In Subprime Attention Crisis, Tim Hwang investigates the way big tech financializes attention. In the process, he shows us how digital advertising—the beating heart of the internet—is at risk of collapsing, and that its potential demise bears an uncanny resemblance to the housing crisis of 2008.
From the unreliability of advertising numbers and the unregulated automation of advertising bidding wars, to the simple fact that online ads mostly fail to work, Hwang demonstrates that while consumers’ attention has never been more prized, the true value of that attention itself—much like subprime mortgages—is wildly misrepresented. And if online advertising goes belly-up, the internet—and its free services—will suddenly be accessible only to those who can afford it.
Deeply researched, convincing, and alarming, Subprime Attention Crisis will change the way you look at the internet, and its precarious future.
FSG Originals × Logic dissects the way technology functions in everyday lives. The titans of Silicon Valley, for all their utopian imaginings, never really had our best interests at heart: recent threats to democracy, truth, privacy, and safety, as a result of tech’s reckless pursuit of progress, have shown as much. We present an alternate story, one that delights in capturing technology in all its contradictions and innovation, across borders and socioeconomic divisions, from history through the future, beyond platitudes and PR hype, and past doom and gloom.
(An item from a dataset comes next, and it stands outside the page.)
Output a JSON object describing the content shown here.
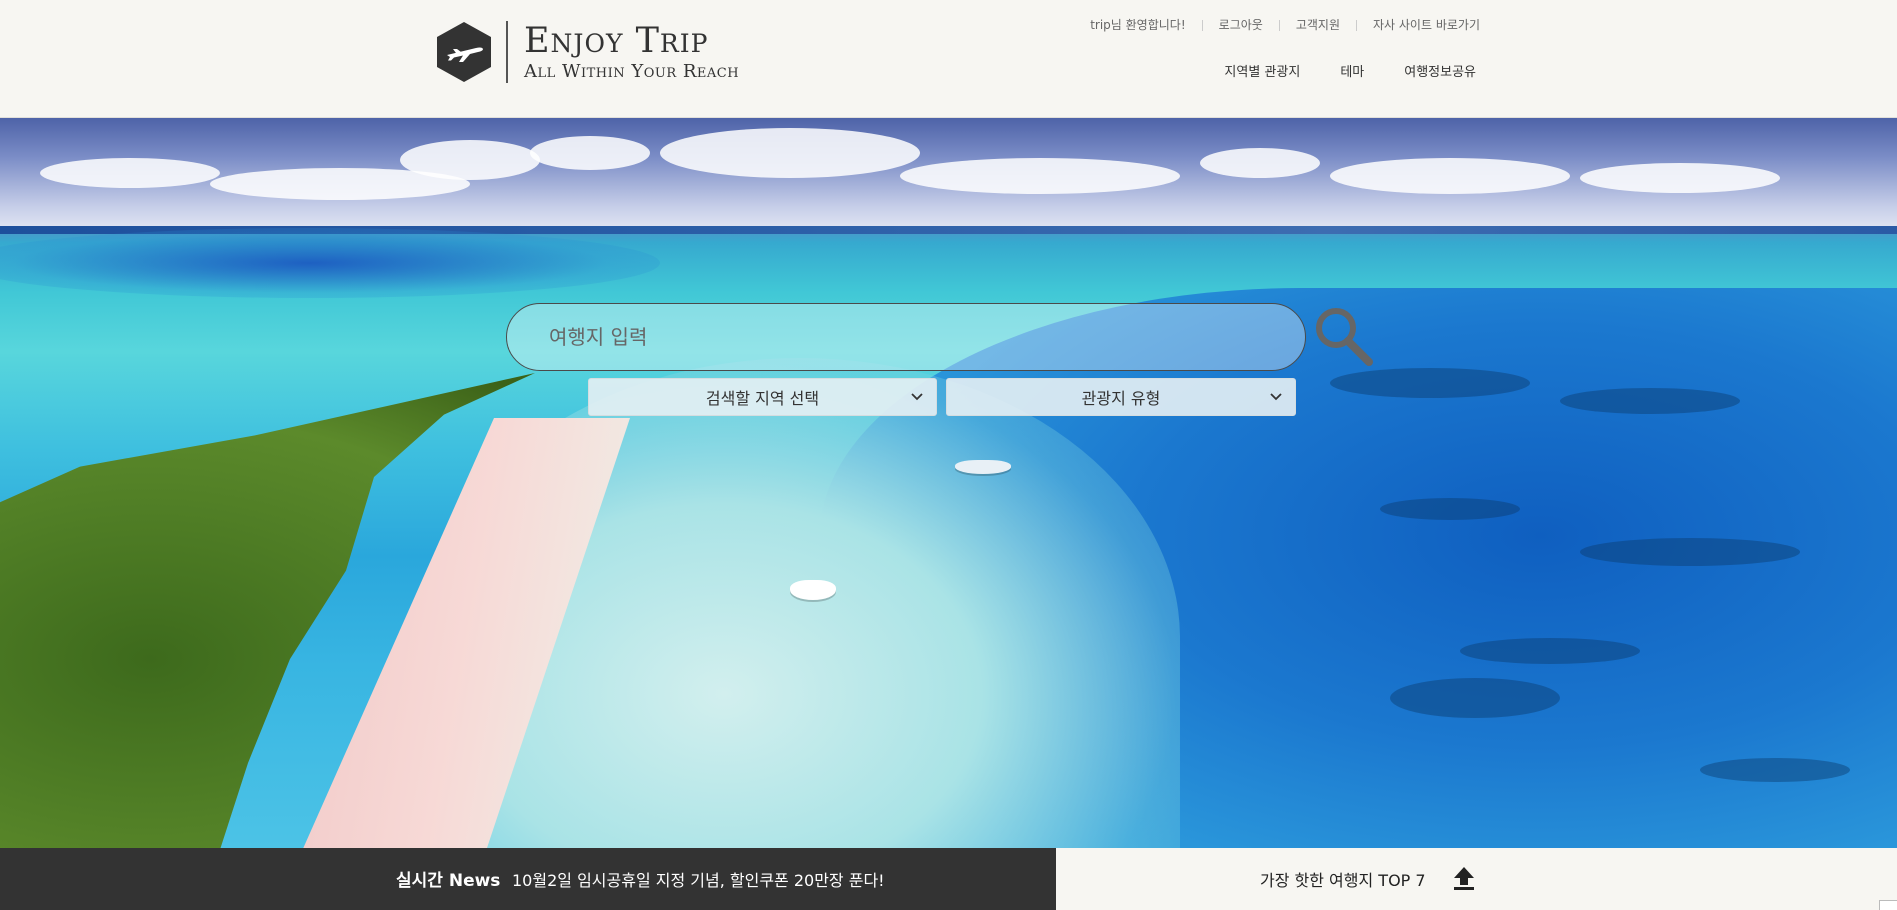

Our collaboration features four brief but provocative forays into the tech industry’s many worlds, and aspires to incite fresh conversations about technology focused on nuanced and accessible explorations of the emerging tools that reorganize and redefine life today.
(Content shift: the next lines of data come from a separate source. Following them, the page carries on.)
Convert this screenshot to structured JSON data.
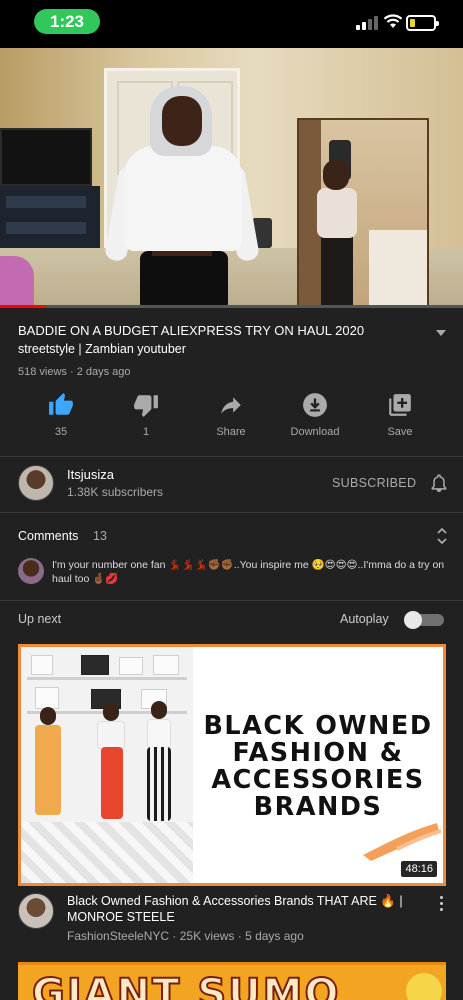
{
  "status_bar": {
    "time": "1:23"
  },
  "video": {
    "progress_fraction": 0.1,
    "title": "BADDIE ON A BUDGET ALIEXPRESS TRY ON HAUL 2020",
    "subtitle": "streetstyle | Zambian youtuber",
    "views_line": "518 views · 2 days ago"
  },
  "actions": [
    {
      "icon": "like-icon",
      "label": "35"
    },
    {
      "icon": "dislike-icon",
      "label": "1"
    },
    {
      "icon": "share-icon",
      "label": "Share"
    },
    {
      "icon": "download-icon",
      "label": "Download"
    },
    {
      "icon": "save-icon",
      "label": "Save"
    }
  ],
  "channel": {
    "name": "Itsjusiza",
    "subscribers": "1.38K subscribers",
    "subscribe_state": "SUBSCRIBED"
  },
  "comments": {
    "label": "Comments",
    "count": "13",
    "top_comment": "I'm your number one fan 💃🏿💃🏿💃🏿✊🏾✊🏾..You inspire me 🥺😍😍😍..I'mma do a try on haul too 🤞🏾💋"
  },
  "up_next": {
    "label": "Up next",
    "autoplay_label": "Autoplay",
    "autoplay_on": false
  },
  "recommended": {
    "thumbnail_text": "BLACK OWNED FASHION & ACCESSORIES BRANDS",
    "duration": "48:16",
    "title": "Black Owned Fashion & Accessories Brands THAT ARE 🔥 | MONROE STEELE",
    "meta": "FashionSteeleNYC · 25K views · 5 days ago",
    "colors": {
      "frame": "#f08a3c"
    }
  },
  "next_thumbnail_text": "GIANT SUMO"
}
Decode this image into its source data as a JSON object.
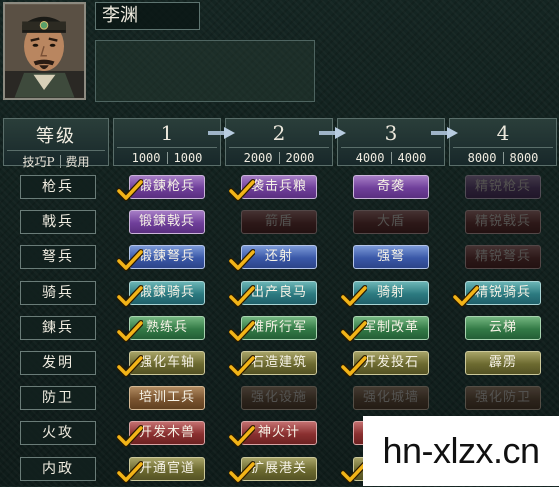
{
  "character": {
    "name": "李渊"
  },
  "header": {
    "level_title": "等级",
    "level_sub_left": "技巧P",
    "level_sub_right": "费用",
    "levels": [
      {
        "num": "1",
        "tp": "1000",
        "cost": "1000"
      },
      {
        "num": "2",
        "tp": "2000",
        "cost": "2000"
      },
      {
        "num": "3",
        "tp": "4000",
        "cost": "4000"
      },
      {
        "num": "4",
        "tp": "8000",
        "cost": "8000"
      }
    ]
  },
  "rows": [
    {
      "label": "枪兵",
      "cells": [
        {
          "text": "锻鍊枪兵",
          "color": "purple",
          "learned": true
        },
        {
          "text": "袭击兵粮",
          "color": "purple",
          "learned": true
        },
        {
          "text": "奇袭",
          "color": "purple",
          "learned": false
        },
        {
          "text": "精锐枪兵",
          "color": "purple",
          "learned": false,
          "dim": true
        }
      ]
    },
    {
      "label": "戟兵",
      "cells": [
        {
          "text": "锻鍊戟兵",
          "color": "purple",
          "learned": false
        },
        {
          "text": "箭盾",
          "color": "red",
          "learned": false,
          "dim": true
        },
        {
          "text": "大盾",
          "color": "red",
          "learned": false,
          "dim": true
        },
        {
          "text": "精锐戟兵",
          "color": "red",
          "learned": false,
          "dim": true
        }
      ]
    },
    {
      "label": "弩兵",
      "cells": [
        {
          "text": "锻鍊弩兵",
          "color": "blue",
          "learned": true
        },
        {
          "text": "还射",
          "color": "blue",
          "learned": true
        },
        {
          "text": "强弩",
          "color": "blue",
          "learned": false
        },
        {
          "text": "精锐弩兵",
          "color": "red",
          "learned": false,
          "dim": true
        }
      ]
    },
    {
      "label": "骑兵",
      "cells": [
        {
          "text": "锻鍊骑兵",
          "color": "teal",
          "learned": true
        },
        {
          "text": "出产良马",
          "color": "teal",
          "learned": true
        },
        {
          "text": "骑射",
          "color": "teal",
          "learned": true
        },
        {
          "text": "精锐骑兵",
          "color": "teal",
          "learned": true
        }
      ]
    },
    {
      "label": "鍊兵",
      "cells": [
        {
          "text": "熟练兵",
          "color": "green",
          "learned": true
        },
        {
          "text": "难所行军",
          "color": "green",
          "learned": true
        },
        {
          "text": "军制改革",
          "color": "green",
          "learned": true
        },
        {
          "text": "云梯",
          "color": "green",
          "learned": false
        }
      ]
    },
    {
      "label": "发明",
      "cells": [
        {
          "text": "强化车轴",
          "color": "olive",
          "learned": true
        },
        {
          "text": "石造建筑",
          "color": "olive",
          "learned": true
        },
        {
          "text": "开发投石",
          "color": "olive",
          "learned": true
        },
        {
          "text": "霹雳",
          "color": "olive",
          "learned": false
        }
      ]
    },
    {
      "label": "防卫",
      "cells": [
        {
          "text": "培训工兵",
          "color": "brown",
          "learned": false
        },
        {
          "text": "强化设施",
          "color": "brown",
          "learned": false,
          "dim": true
        },
        {
          "text": "强化城墙",
          "color": "brown",
          "learned": false,
          "dim": true
        },
        {
          "text": "强化防卫",
          "color": "brown",
          "learned": false,
          "dim": true
        }
      ]
    },
    {
      "label": "火攻",
      "cells": [
        {
          "text": "开发木兽",
          "color": "red",
          "learned": true
        },
        {
          "text": "神火计",
          "color": "red",
          "learned": true
        },
        {
          "text": "",
          "color": "red",
          "learned": false
        },
        {
          "text": "",
          "color": "red",
          "learned": false
        }
      ]
    },
    {
      "label": "内政",
      "cells": [
        {
          "text": "开通官道",
          "color": "olive",
          "learned": true
        },
        {
          "text": "扩展港关",
          "color": "olive",
          "learned": true
        },
        {
          "text": "",
          "color": "olive",
          "learned": true
        },
        {
          "text": "",
          "color": "olive",
          "learned": false
        }
      ]
    }
  ],
  "watermark": {
    "text": "hn-xlzx.cn"
  }
}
Hwang, a research fellow at Georgetown University's Center for Security and Emerging Technology, rebukes the current economic model of the internet in his bracing debut. Claiming that programmatic digital advertising ("the money machine that has fueled the meteoric rise of the most prominent tech giants and content creators of the modern era") is built on fraudulent metrics, Hwang compares the current situation to the 2008 subprime mortgage crisis and the 1929 stock market crash. Marketing agencies and companies such as Facebook and Google, which make their profits on ad sales, have "systemic incentives to oversell the value and price of advertising inventory," Hwang writes. He notes that younger (and more valuable) demographic groups are unlikely to click on ads, and describes how techniques such as "click farming" and "domain spoofing" exploit ad buyers. In addition to a familiar call for tighter industry regulation, Hwang makes the more radical argument that "a well-considered and structured implosion" of the programmatic advertising model would pave the way for a better internet that's not funded by the commodification of user attention. Using apt analogies and accessible terminology, Hwang makes a persuasive case that the internet bubble is bound to burst. This wake-up call rings loud and clear.